This book came to my attention because it won the 2017 Arthur Ellis Award for Best First Novel. The fact that its setting is in the Yukon also appealed to me.
Jo Silver is a journalist who arrives in the Yukon just as winter is closing in. After losing her job at a Vancouver newspaper, she has accepted the position of editor of the Dawson City paper. As soon as she arrives, she finds herself in the middle of a murder investigation, and it quickly turns out not to be the only criminal investigation in the remote northern community. Being new to the town, she doesn’t know whom she can trust when she starts trying to get to the bottom of the deaths and disappearances.
One of the things constantly emphasized is that Dawson City is almost totally isolated from the outside world in the winter: “Last chance [to leave Dawson City] before freeze-up: when the Yukon River froze and the ferry to the west was dry-docked. Then the Top of the World Highway to Alaska would close, the airport would follow suit, and the Klondike Highway – the only route out via the south – would begin to snow in.” My understanding is that the Klondike Highway is maintained and kept open year-round, though obviously a snow storm might make driving difficult. And in March, a friend posted a photo from the Dawson City airport before taking a flight south. The author also repeats several times that Dawson City has no cellular service. Again, my research suggests that this is not true; the town has had 4G service since 2012. The novel is set in 2004 so perhaps the community was absolutely isolated in the winter at the beginning of the century? Surely there must have been some way of bringing in provisions. People with medical emergencies could not be taken for treatment outside the town? Is the author guilty of some exaggeration in order to heighten the suspense?
Jo is not a convincing character. For an investigative journalist, she certainly lacks common sense. She knows so little about Canadian geography that she brings only rubber boots when she moves north? On her first night in town, the day before she is to begin her new job, she gets so drunk that she has almost no memory of what happened? She makes stupid, thoughtless decisions; for example, how many times will she visit a site where she is in danger of being shot? She breaks the law in order to investigate a person’s disappearance?
Jo is also a poor judge of character. She may be a cheechako, a newcomer, but when choosing whether to trust someone, she ignores all the clues pointing to that person’s trustworthiness or lack thereof. She is attracted to a man who has a reputation as a womanizer and is a viable murder suspect? After a few of her actions, she just becomes irritating.
The police are portrayed as inept. Jo keeps stumbling over bodies and so becomes a suspect when she reports them to the police? The police seem not to investigate a disappearance very seriously, yet arrest Jo on the flimsiest speculation? Even the police in Vancouver are inept: Jo feels guilty for going along with a police request, a request that had dire consequences. Her constant agonizing over this decision becomes annoying because it is the police who are responsible for what happened. The focus seems to be on showing Jo to be smarter than the police. Naturally, she also has the ability to melt the heart of a policeman: “melted him like snow”!
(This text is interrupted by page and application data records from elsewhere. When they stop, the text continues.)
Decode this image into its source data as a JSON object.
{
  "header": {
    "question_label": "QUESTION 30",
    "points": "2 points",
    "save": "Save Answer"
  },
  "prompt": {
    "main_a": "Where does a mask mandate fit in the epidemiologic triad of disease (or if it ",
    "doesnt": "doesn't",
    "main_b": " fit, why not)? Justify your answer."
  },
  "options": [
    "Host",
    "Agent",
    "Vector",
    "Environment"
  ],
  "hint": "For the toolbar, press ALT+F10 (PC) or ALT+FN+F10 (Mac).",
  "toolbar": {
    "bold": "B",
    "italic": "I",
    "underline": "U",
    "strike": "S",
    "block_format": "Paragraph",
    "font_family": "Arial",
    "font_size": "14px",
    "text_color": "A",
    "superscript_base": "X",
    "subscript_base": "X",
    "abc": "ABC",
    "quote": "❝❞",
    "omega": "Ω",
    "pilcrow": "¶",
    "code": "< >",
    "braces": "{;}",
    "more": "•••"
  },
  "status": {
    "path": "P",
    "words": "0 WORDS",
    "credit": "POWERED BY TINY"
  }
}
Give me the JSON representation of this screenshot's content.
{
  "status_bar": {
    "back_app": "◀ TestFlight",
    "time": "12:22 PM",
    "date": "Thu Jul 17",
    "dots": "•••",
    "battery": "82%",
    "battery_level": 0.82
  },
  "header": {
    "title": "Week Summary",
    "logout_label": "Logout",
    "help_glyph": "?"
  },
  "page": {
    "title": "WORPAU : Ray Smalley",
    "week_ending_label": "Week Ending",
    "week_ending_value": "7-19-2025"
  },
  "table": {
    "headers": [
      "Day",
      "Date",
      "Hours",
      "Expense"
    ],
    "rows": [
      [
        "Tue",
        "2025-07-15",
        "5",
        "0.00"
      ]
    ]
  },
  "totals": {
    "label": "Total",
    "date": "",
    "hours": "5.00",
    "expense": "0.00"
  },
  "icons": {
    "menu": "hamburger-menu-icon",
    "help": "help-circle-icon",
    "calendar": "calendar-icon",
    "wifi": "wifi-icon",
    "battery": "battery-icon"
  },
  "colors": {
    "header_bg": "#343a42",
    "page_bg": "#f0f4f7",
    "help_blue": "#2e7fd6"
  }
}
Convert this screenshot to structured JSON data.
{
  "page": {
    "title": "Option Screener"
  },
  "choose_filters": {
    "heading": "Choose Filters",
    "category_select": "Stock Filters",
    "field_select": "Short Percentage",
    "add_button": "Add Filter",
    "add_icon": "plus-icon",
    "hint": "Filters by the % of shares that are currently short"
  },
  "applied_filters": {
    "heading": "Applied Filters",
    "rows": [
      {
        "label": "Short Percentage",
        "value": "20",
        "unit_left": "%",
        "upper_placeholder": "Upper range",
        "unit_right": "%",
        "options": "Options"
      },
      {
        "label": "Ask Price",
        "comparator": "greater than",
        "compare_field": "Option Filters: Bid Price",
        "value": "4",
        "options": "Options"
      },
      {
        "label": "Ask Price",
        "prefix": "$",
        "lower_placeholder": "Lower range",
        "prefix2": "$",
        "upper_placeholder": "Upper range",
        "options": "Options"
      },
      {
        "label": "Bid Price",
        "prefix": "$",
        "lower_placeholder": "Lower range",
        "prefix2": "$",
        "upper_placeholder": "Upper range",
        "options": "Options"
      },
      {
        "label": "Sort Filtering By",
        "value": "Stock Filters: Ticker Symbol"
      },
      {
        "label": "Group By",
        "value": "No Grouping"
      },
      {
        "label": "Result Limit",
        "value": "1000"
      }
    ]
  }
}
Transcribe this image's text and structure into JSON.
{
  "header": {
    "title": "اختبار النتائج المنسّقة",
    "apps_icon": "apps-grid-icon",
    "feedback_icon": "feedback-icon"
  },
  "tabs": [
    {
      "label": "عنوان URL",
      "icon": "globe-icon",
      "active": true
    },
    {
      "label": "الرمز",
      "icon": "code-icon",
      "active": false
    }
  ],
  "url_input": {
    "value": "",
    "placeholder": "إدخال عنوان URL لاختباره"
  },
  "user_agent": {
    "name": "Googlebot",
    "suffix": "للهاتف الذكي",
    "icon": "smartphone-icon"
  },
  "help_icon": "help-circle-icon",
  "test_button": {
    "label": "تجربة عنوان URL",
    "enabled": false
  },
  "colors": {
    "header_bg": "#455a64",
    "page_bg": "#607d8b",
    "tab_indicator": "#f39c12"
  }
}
There are some colourful secondary characters, as one would expect. It is these eccentrics who often steal the limelight. Sally, Jo’s roommate, for instance, is a much more interesting character than Jo though some of her behaviour isn’t just oddball, but stupid. A seasoned Yukoner would go out in stiletto boots into the bush during a snowstorm? And no matter how independent and quirky the people, is it likely that a piece of outdoor art would be erected at the beginning of winter?
The ending is very abrupt. The motivation for the killings seems really weak. And though Dawson City in the winter “might as well be on another planet,” the killer has a means of escape not previously mentioned? Much is also left unexplained. Certainly, I craved more information about the Cariboo/Alice story which seems to have a connection to current events in the town.
The writer uses some imaginative comparisons: “Her face looked like a store receipt left in the bottom of a handbag for too long.” Unfortunately, there are too many similar water analogies: “attempting to attribute meaning to anything in Dawson was like trying to look at something underwater, where the shape and size of a thing changed when you reached toward it” and “Somewhere just below the calm surface of her subconscious, something menacing floated yet, threatening to breach the still waters and emerge at any time” and “Jo had the feeling of looking at something underwater, flitting just below the surface, and not being able to make out exactly what it was.”
I so wanted to like this book, but I found too many weaknesses in it. For me, the most memorable line is about a young girl’s disappearance eight years earlier: “’That happens sometimes in the North. Especially to First Nations girls, but nobody talks about that.’”